Supplied information
──────────────────────────────

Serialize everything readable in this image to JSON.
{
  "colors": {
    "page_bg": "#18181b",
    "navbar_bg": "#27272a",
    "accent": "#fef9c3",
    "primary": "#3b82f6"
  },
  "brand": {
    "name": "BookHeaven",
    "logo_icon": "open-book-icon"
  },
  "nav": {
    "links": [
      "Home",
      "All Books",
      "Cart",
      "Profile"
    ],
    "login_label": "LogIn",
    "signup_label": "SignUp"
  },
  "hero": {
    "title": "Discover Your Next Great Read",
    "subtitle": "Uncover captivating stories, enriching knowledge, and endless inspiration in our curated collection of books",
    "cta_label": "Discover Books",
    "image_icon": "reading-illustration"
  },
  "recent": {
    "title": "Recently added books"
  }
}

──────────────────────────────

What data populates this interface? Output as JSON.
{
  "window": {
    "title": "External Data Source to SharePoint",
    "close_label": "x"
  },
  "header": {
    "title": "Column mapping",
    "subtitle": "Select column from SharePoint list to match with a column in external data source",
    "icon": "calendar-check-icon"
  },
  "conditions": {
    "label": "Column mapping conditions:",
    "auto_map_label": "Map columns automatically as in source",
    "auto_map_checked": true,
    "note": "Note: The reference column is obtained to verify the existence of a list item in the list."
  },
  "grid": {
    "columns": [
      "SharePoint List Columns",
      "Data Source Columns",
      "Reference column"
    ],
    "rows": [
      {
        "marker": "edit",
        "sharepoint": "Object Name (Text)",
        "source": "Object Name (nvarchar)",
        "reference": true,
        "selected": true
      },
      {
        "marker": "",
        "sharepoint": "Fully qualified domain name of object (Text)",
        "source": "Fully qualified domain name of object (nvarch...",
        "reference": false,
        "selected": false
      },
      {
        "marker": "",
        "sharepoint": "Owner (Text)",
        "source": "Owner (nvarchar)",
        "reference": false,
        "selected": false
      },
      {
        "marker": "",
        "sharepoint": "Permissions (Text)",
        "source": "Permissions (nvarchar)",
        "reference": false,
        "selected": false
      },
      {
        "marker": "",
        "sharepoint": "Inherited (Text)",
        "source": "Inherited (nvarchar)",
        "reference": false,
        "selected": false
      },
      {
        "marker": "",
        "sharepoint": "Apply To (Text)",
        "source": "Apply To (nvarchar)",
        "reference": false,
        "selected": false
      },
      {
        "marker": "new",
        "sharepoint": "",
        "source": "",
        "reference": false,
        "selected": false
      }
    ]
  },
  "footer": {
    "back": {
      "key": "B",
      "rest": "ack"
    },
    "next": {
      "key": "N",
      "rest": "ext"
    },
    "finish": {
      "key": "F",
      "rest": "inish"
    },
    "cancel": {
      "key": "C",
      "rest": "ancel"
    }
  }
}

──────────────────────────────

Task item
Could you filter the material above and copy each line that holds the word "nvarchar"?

Result
        "source": "Object Name (nvarchar)",
        "source": "Owner (nvarchar)",
        "source": "Permissions (nvarchar)",
        "source": "Inherited (nvarchar)",
        "source": "Apply To (nvarchar)",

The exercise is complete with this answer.